Use ng serve with Angular 8 and Internet Explorer

Angular 8 introduced the new ECMAScript standard ES2015. ES2015 is more efficient. Older browsers like IE 11 does support only the previously used ES5. To still have support for IE 9-11 Angular has new feature called Differential Loading. In short it is serving the Angular App in two versions: a ES5 version and ES2015 version. So each browser can decide which version to use.

Unfortunately if your using the Angular Develpment Server ng serve, it will use only ES2015. The reason is, that it would be too slow to compile it always twice for ES2015 and ES5.

There’s a trick how to run ng serve with ES5.

In the file browserslist remove the “not” before “IE 9-11”.

> 0.5%
last 2 versions
Firefox ESR
not dead
IE 9-11

Beside your tsconfig.json add a file tsconfig-es5.json with content:

{
    "extends": "./tsconfig.json",
    "compilerOptions": {
        "target": "es5"
    }
}

Add a new configuration “es5” in the “configurations” and “serve” sections of your angular.json:

{
  ...
  "projects": {
    "my-app": {
      ...
      "configurations": {
        ...
        "es5": {
          "tsConfig": "./tsconfig-es5.json"
        }
      }
    },
    "serve": {
      ...
      "configurations": {
        "production": {
          "browserTarget": "my-app:build:production"
        },
        "es5": {
          "browserTarget": "my-app:build:es5"
        }
      }
    }
    ...
  }
}

Optionally you can add a script to package.json:

"scripts": {
  "start": "ng serve",
  "ie": "ng serve -c es5",
}

Now you can run your Angular App with IE support using:

npm run ie

async/await: Why don’t use Task.Wait()?

In short explained why you should never use Task.Wait() to wait for an asynchronous task to complete from a synchronous context.

The Wait() method always returns an AggregateException if an error occurs within the task execution.

It would be hard to handle the real exception which is wrapped within the AggregateException.

Use GetAwaiter().GetResult() instead. It will return the real exception.

Generate a self-signed certificate for IIS with a custom common name

Using the IIS Manager you can generate self-signed certificates for HTTPS bindings. The certificates generated by the IIS Manager have the limitation that the common name (CN) of the certificate is always the computer name.

If you wish to set an own common name for the certificate, you can use following command in PowerShell (open as administrator) to generate a new self-signed certificate.

New-SelfSignedCertificate -DnsName "my.customdomain.com" -FriendlyName "MyServiceName" -NotAfter (Get-Date).AddYears(10)

Challenge authentication using a custom middleware.

Sometimes you write an ASP.NET Core application without using MVC. For example an microservice or an application serving static files.

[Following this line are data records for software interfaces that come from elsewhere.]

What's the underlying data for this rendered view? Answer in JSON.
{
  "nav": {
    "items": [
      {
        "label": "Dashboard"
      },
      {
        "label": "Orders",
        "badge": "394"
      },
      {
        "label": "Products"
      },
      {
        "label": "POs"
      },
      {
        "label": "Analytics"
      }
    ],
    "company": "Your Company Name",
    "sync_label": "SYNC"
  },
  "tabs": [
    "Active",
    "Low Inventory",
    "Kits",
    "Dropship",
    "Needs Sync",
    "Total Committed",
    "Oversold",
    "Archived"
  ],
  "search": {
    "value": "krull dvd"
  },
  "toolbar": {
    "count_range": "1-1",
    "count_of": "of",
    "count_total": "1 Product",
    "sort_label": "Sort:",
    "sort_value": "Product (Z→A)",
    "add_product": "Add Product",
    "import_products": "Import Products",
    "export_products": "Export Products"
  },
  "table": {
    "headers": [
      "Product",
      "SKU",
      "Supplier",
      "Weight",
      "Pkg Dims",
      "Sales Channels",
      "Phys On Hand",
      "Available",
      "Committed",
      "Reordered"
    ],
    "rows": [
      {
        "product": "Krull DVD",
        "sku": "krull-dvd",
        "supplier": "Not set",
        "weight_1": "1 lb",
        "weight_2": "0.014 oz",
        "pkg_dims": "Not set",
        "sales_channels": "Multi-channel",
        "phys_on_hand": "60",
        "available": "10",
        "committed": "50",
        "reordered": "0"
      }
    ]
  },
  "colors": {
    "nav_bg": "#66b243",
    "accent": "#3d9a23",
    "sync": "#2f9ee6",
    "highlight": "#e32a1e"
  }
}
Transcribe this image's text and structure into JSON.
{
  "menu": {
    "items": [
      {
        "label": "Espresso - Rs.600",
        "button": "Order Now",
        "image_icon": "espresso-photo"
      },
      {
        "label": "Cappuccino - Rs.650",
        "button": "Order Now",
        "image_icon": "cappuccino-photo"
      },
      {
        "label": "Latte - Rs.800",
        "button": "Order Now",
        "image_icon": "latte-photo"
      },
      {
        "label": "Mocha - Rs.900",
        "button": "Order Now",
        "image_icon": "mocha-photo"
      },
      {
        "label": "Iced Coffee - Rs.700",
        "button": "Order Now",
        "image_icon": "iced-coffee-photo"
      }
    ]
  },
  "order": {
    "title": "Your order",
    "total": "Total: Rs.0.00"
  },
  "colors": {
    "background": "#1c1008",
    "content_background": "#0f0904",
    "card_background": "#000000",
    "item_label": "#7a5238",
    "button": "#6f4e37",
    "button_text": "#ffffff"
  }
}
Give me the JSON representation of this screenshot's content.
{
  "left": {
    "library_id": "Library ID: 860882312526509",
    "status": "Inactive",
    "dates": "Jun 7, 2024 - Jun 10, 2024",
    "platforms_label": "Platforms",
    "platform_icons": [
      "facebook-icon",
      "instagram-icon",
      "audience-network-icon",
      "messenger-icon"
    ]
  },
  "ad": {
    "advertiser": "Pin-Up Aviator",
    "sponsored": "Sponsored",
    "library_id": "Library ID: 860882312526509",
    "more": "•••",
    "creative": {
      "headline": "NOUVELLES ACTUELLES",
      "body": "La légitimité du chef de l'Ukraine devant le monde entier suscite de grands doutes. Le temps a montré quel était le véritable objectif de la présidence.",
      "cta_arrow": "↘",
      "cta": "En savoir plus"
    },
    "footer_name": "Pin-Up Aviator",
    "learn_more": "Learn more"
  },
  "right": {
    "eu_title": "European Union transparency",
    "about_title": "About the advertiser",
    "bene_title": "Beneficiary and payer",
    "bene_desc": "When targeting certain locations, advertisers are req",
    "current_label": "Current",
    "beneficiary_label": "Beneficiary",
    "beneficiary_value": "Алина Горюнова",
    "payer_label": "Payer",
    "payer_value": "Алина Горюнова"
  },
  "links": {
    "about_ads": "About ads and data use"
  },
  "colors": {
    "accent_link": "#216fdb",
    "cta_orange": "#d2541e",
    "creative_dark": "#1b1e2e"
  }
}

Anyhow you might want to secure your application using authentication. I was facing the problem, how I could challenge authentication when I’m not using MVC.

The solution is writing a custom middleware that challenges authentication.